Air Force inspector general will review Kabul drone strike that killed 10 civilians
The Secretary of the Air Force has directed the service’s inspector general to review last month’s disastrous airstrike in Kabul, officials said Tuesday, after the Pentagon concluded numerous mistakes and misreads of intelligence led to the deaths of 10 civilians, including seven children.
Lt. Gen. Sami Said, the Air Force’s chief independent investigator, will oversee the probe, which comes after the Pentagon acknowledged last week that on Aug. 29, military commanders misidentified an Afghan aid worker hauling water cans in his car for an Islamic State militant plotting to attack U.S. forces.
Said will have 45 days to report the “facts and circumstances” of the drone strike, said Ann Stefanek, an Air Force spokeswoman. Defense Secretary Lloyd Austin, who described the airstrike as a “horrible mistake” targeting an innocent man, directed the review, Stefanek said.
The investigation will analyze a report already completed by U.S. Central Command, which oversaw operations in Afghanistan during the waning U.S. presence there, determine whether anyone should be held accountable for the errant strike, and evaluate whether “policies, procedures or targeting mechanisms may need to be altered going forward,” Pentagon spokesman John Kirby told reporters Monday.
Analysts and human rights advocates met the review’s announcement with a measure of skepticism, describing the effort as a self-evaluation rather than a truly independent assessment.
Brian Castner, the senior crisis adviser for Amnesty International, said the U.S. military has a spotty record of investigating airstrikes and ensuring accountability when it makes mistakes, pointing to the 2015 attack on a hospital in northern Afghanistan that left at least 30 people dead after a string of failures by U.S. commanders.
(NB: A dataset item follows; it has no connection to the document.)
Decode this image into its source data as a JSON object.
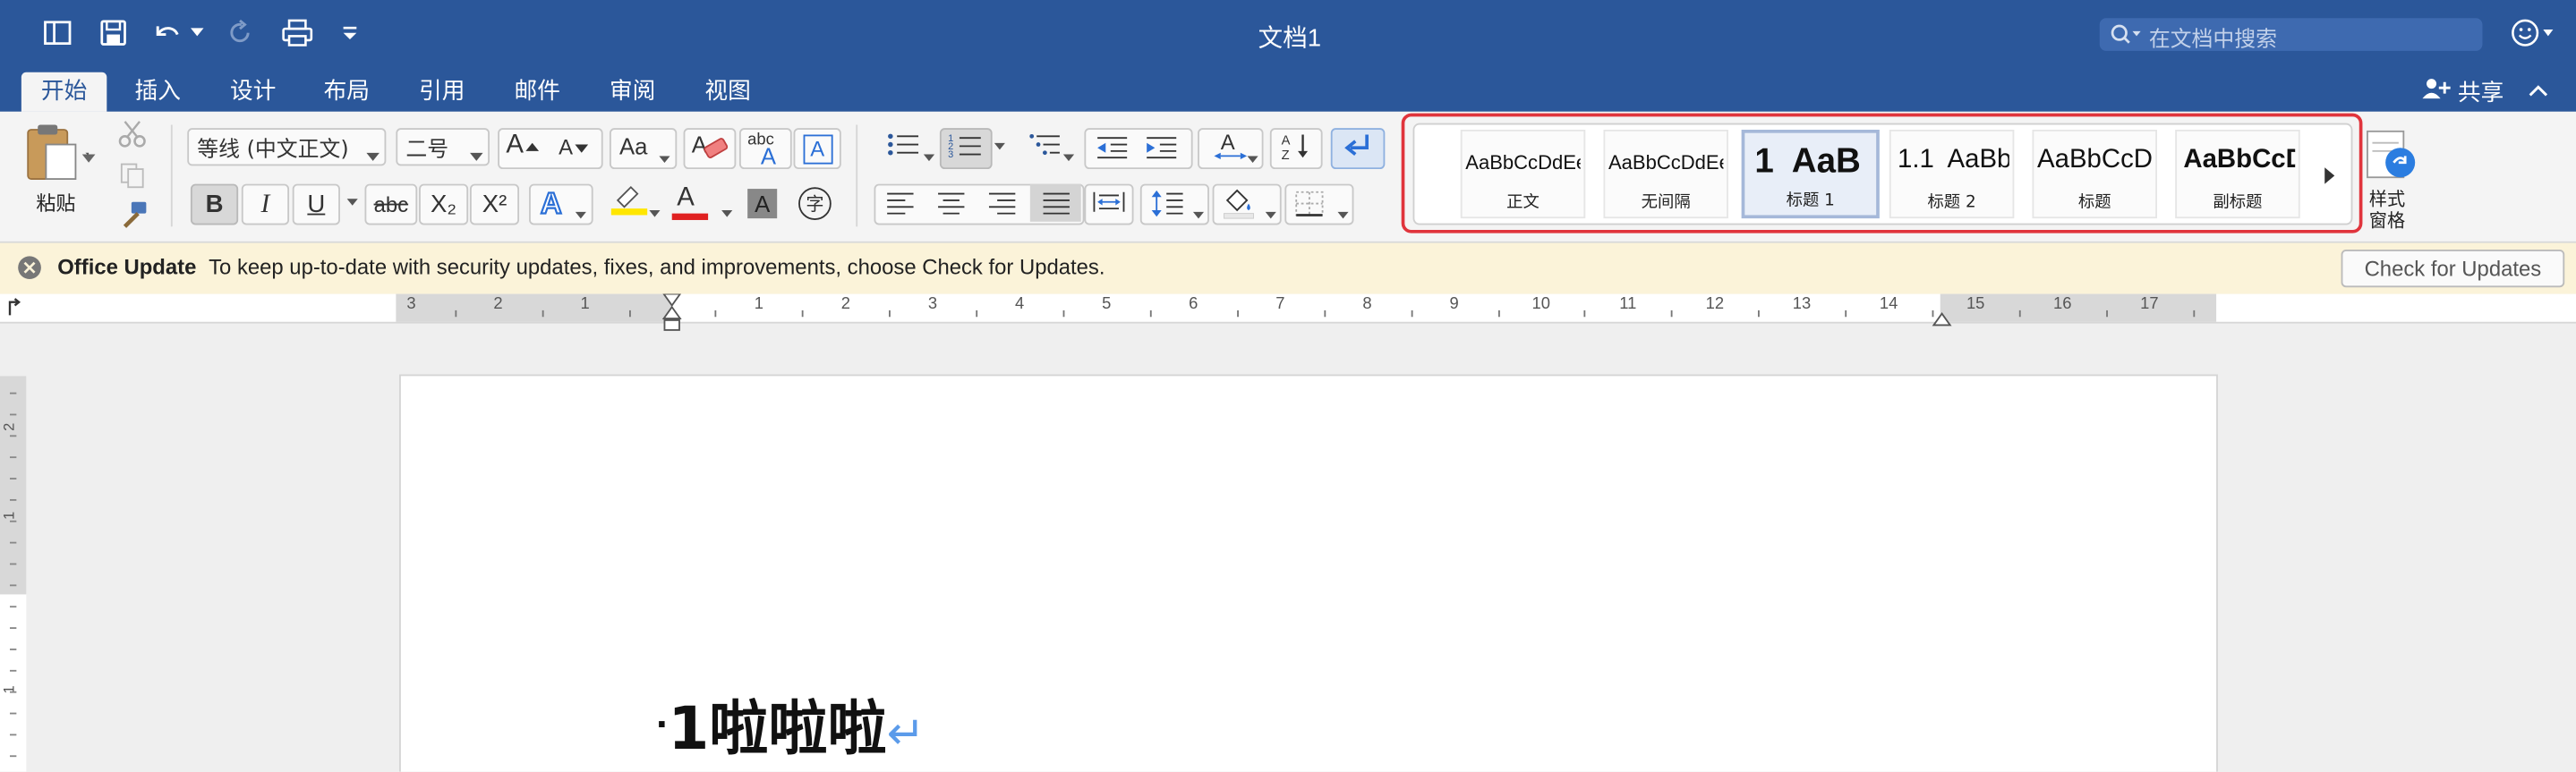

The Pentagon eventually found mistakes were unintentional and not war crimes.
“This investigation must be transparent and impartial, and anyone suspected of criminal responsibility should be prosecuted in a fair trial,” Castner said. “Most significantly, the families of victims should be kept informed of the progress of the investigation and have access to compensation and redress.”
U.S. officials have said they are exploring whether the government will make “ex gratia” payments to compensate the victims’ families.
One long-standing issue for the Defense Department is understanding this and other errant airstrikes and what they may have in common, Larry Lewis, a former State Department official and expert on civilian casualties who last worked in Afghanistan in 2017, said on Twitter.
In some cases, “signature strikes” are ordered on people who exhibit what drone operators and commanders sifting through raw intelligence perceive to be threatening behavior. In the case of the Kabul strike, the aid worker, Zamarai Ahmadi, was observed driving through the capital and loading heavy items into his car that analysts perceived to be explosives.
Commanders also suspected a white Toyota Corolla in the area would attack U.S. troops during the ongoing evacuation effort at the airport, days after an attack that killed at least 170 Afghans and 13 U.S. troops. Ahmadi drove such a car, one of the most common in Kabul. Those miscues precipitated the order to destroy the vehicle.
“A knowledge of past incidents and patterns would have kept them from making that mistake,” Lewis said. “And that’s one of the tragic mistakes made in this strike.”
Said, the inspector general tasked with evaluating the airstrike, is a fighter pilot by training but has some experience in Afghanistan, including a 2013 assignment in Kabul alongside the State Department.
The probe and acknowledgments of mistakes comes after three news organizations, including The Washington Post, published investigations of the incident that each cast doubt on the Pentagon’s initial claim its strike was justified.